The problem is, technically, the user hasn’t directly made the request to listen to that track by clicking or tapping something. Technically for IOS, the user made the request to validate the security information. But as there’s a conversation going on in the background between the server and the browser, the browser made that request without the intervention of the user. Therefore, the browser stupidly considers the audio streaming step as an automated action so doesn’t actually play the audio.
How am I going to get around this?
I’m not completely sure. I have ideas. Some involve reducing the security which isn’t an acceptable course of action. But instead of authenticating eaach streaming request, I could authenticate the page then use that authentication for the streaming requests on that page. It’s not as nice or as solid as the other method but for damned IOS, it will likely have to do.
I use IOS every day. The iPhone is my primary mobile device. I like the interface and the Voiceover screen reader is just brilliant. But from the perspective of a developer, I have developed deap and justifiable frustration toward Apple. They are trying to fource me into developing a native app for Ceol FM. It’s definitly in the plans to do this but there’s only so much time I can spend on this.
There have been others who have had this problem. Here are a few related forum and blog posts:
- Safari 11: audio.play causes “Unhandled Promise Rejection: NotAllowedError (DOM Exception 35)” even with user interaction
- HTMLMediaElement.play() – Web APIs
- Safari 11 has a major change to Web Audio API: requires each Audio() object to be triggered manually
- Safari audio.play() – NotAllowedError (DOM Exception 35)
- Safari audio.play() – NotAllowedError (DOM Exception 35)

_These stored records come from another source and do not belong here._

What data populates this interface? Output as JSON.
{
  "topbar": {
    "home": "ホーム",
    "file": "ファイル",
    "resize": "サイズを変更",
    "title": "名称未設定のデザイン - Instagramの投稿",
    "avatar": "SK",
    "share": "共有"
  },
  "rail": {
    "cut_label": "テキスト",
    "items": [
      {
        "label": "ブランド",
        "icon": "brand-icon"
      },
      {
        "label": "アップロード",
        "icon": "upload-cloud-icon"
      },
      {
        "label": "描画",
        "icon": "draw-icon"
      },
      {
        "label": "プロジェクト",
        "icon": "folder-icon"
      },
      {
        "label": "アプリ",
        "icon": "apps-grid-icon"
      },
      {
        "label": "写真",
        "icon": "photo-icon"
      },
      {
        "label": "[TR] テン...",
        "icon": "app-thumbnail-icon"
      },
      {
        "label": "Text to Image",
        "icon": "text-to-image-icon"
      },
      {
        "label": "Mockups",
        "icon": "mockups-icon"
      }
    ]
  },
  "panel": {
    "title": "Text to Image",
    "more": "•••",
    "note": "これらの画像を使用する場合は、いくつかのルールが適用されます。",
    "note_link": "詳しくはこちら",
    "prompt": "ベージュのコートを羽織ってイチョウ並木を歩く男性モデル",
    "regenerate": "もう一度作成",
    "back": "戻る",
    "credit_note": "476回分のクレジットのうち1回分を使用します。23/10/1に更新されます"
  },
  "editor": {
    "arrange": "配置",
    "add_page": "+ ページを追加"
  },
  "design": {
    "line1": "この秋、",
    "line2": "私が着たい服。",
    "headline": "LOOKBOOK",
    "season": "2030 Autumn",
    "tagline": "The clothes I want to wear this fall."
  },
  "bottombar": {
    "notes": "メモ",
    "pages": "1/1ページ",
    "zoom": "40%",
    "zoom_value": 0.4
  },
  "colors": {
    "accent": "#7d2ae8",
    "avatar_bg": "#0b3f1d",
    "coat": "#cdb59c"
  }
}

- Audio output is blocked on iOS (and probably elsewhere) #14
- detect `Unhandled Promise Rejection: NotAllowedError` when calling `.play()` #178